With the help of generous philanthropists and medical collaborators, Dr. Ann Kiessling founded the Bedford Research Foundation in 1996 to address a research need that could not be federally funded — how to help men infected by HIV through tainted blood transfusions have children without infecting their wives and babies. The first “Special Program for Assisted Reproduction,” or SPAR baby was born in 1998. Ryan Schlosser, now 16 years old, visited the Bedford Research lab last summer. As of September, 2015, 246 babies SPAR babies have been born with all moms and babies testing negative for HIV.
In 1999, BRF responded to a new research need that could not be federally funded — the derivation of stem cells from unfertilized human eggs. Bedford Research scientists spear-headed the world’s first ethics advisory board and medical team charged with the task of developing the “gold standard” for women volunteering to donate their eggs for research.

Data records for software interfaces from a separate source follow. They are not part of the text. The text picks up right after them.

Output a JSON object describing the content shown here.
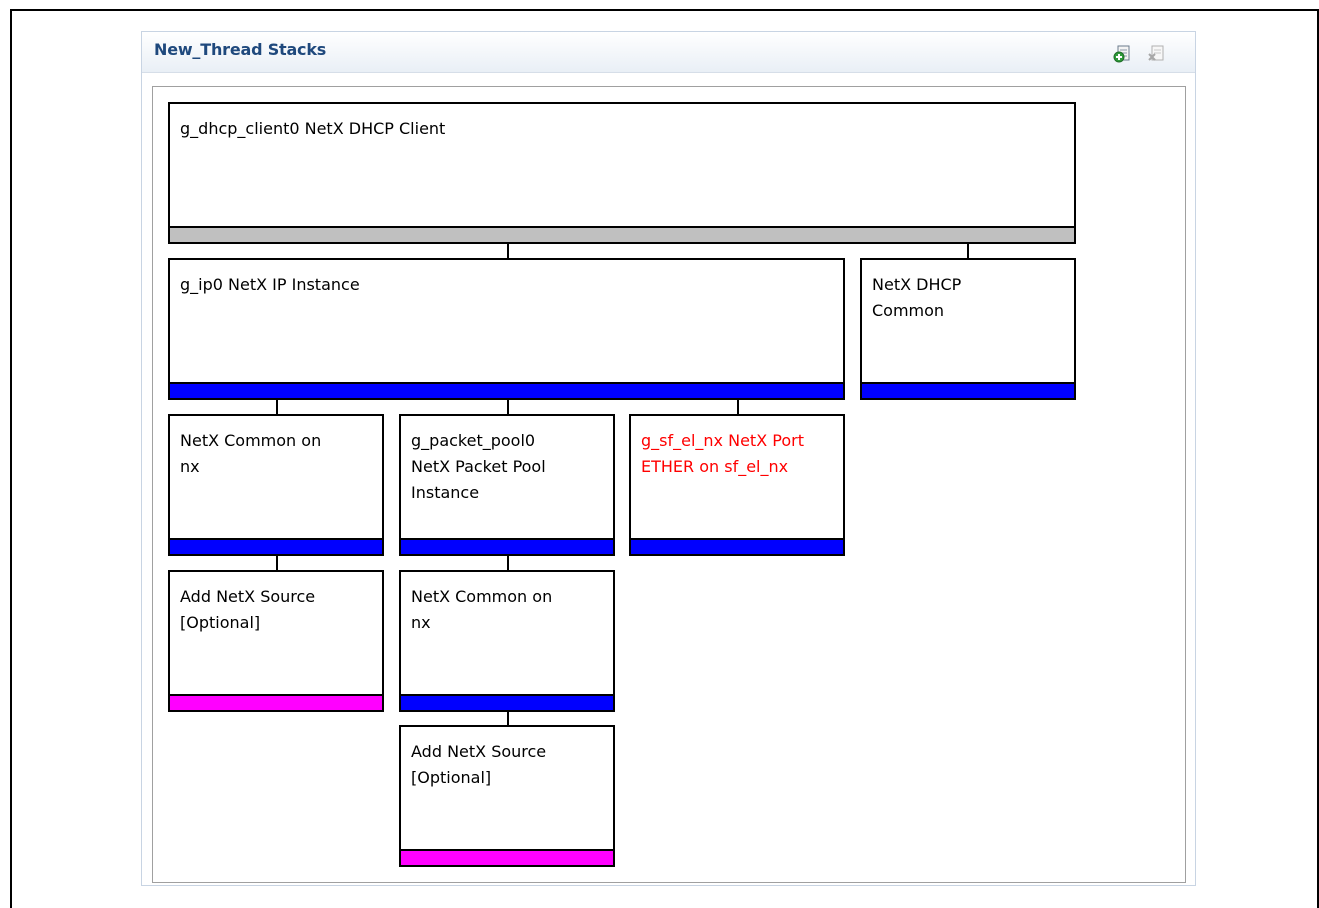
{
  "panel": {
    "title": "New_Thread Stacks",
    "icons": [
      "add-stack-icon",
      "remove-stack-icon"
    ]
  },
  "blocks": {
    "dhcp_client": {
      "label": "g_dhcp_client0 NetX DHCP Client",
      "status_color": "#c0c0c0"
    },
    "ip_instance": {
      "label": "g_ip0 NetX IP Instance",
      "status_color": "#0000ff"
    },
    "dhcp_common": {
      "label": "NetX DHCP\nCommon",
      "status_color": "#0000ff"
    },
    "netx_common_1": {
      "label": "NetX Common on\nnx",
      "status_color": "#0000ff"
    },
    "packet_pool": {
      "label": "g_packet_pool0\nNetX Packet Pool\nInstance",
      "status_color": "#0000ff"
    },
    "nx_port": {
      "label": "g_sf_el_nx NetX Port\nETHER on sf_el_nx",
      "status_color": "#0000ff",
      "text_color": "#ff0000"
    },
    "add_source_1": {
      "label": "Add NetX Source\n[Optional]",
      "status_color": "#ff00ff"
    },
    "netx_common_2": {
      "label": "NetX Common on\nnx",
      "status_color": "#0000ff"
    },
    "add_source_2": {
      "label": "Add NetX Source\n[Optional]",
      "status_color": "#ff00ff"
    }
  }
}
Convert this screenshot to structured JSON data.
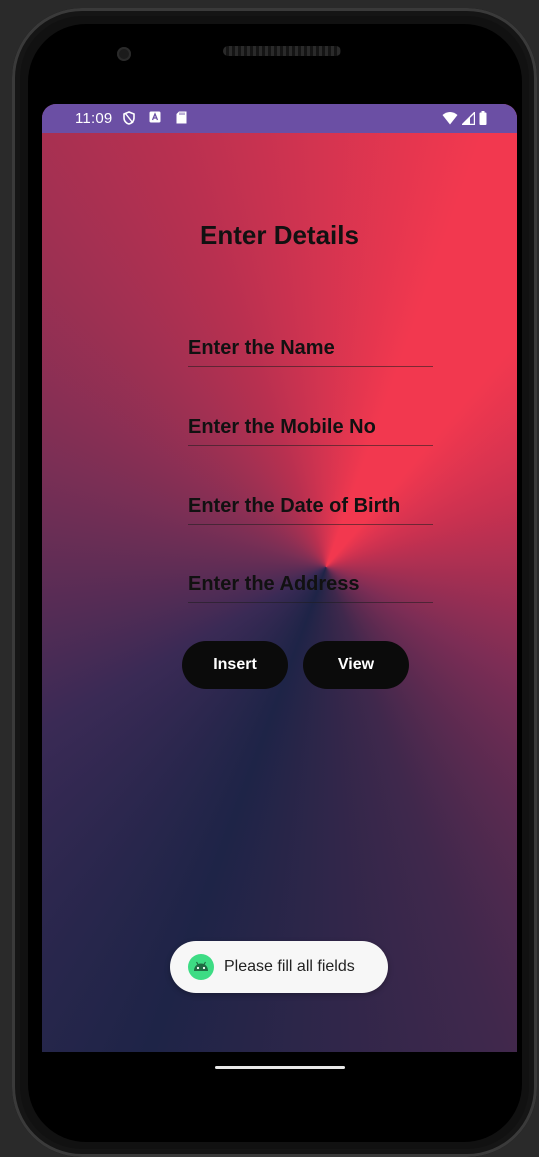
{
  "status_bar": {
    "time": "11:09",
    "left_icons": [
      "shield-icon",
      "a-box-icon",
      "sd-card-icon"
    ],
    "right_icons": [
      "wifi-icon",
      "signal-icon",
      "battery-icon"
    ],
    "color": "#6b4fa4"
  },
  "form": {
    "title": "Enter Details",
    "fields": [
      {
        "placeholder": "Enter the Name",
        "value": ""
      },
      {
        "placeholder": "Enter the Mobile No",
        "value": ""
      },
      {
        "placeholder": "Enter the Date of Birth",
        "value": ""
      },
      {
        "placeholder": "Enter the Address",
        "value": ""
      }
    ],
    "buttons": {
      "insert_label": "Insert",
      "view_label": "View"
    }
  },
  "toast": {
    "icon": "android-icon",
    "message": "Please fill all fields"
  },
  "colors": {
    "gradient_red": "#f2384f",
    "gradient_navy": "#1e2447",
    "button": "#0b0b0b",
    "toast_bg": "#f7f7f7"
  }
}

To be clinically feasible, at least 10% of activated, unfertilized human eggs must successfully develop into stem cells. When initial experiments failed to reach this goal, BRF scientists collaborated with colleagues in Greece to discover what genes must be activate in unfertilized eggs to reach the 10% efficiency needed. Our results, published in three landmark reports, have led to the information needed to resume the research. As described in the cover story, the work will need eggs donated by women for research, a controversial topic being considered by BRF ethicists.

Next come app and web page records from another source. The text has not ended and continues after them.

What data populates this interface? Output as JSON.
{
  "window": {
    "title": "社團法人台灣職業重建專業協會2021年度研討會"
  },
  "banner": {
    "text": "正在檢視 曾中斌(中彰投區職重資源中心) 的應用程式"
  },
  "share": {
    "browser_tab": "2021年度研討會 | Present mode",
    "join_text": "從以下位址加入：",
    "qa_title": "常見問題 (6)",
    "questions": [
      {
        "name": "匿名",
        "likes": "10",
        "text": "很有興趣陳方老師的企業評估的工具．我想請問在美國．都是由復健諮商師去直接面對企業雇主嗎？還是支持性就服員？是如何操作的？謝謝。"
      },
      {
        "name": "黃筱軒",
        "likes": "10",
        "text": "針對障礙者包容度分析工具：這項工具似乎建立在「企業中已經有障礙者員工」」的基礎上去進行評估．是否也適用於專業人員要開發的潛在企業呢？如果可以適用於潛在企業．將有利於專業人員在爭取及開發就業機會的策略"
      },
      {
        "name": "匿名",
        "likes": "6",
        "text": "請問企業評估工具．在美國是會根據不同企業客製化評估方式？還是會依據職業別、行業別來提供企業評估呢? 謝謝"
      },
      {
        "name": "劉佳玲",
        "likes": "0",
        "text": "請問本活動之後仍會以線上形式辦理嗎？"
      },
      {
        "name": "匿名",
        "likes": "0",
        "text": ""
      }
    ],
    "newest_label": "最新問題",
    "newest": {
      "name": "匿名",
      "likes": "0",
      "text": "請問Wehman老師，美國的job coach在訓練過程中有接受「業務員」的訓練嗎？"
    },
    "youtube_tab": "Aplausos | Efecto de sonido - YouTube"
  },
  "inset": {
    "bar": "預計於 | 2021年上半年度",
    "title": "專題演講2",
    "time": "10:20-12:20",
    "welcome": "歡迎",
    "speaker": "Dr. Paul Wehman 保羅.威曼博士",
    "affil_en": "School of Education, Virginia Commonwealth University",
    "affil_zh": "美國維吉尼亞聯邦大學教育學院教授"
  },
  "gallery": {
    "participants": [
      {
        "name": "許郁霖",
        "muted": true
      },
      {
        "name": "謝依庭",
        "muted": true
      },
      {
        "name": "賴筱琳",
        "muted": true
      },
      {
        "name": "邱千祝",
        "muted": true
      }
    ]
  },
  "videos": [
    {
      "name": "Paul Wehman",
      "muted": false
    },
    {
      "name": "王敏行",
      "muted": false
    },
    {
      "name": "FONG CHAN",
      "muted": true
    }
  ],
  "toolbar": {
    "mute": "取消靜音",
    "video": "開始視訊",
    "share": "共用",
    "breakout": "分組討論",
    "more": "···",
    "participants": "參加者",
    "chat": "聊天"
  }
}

Human egg research must be privately funded. Due to the National Institutes of Health budget no federal dollars can be used to study activated human eggs, or parthenote stem cells. Bedford Research is uniquely positioned to push this field forward, and needs to add two additional scientists in 2016 to optimize progress. Progress depends entirely on private donations.
Check out more news in the BRF Fall 2015 Newsletter.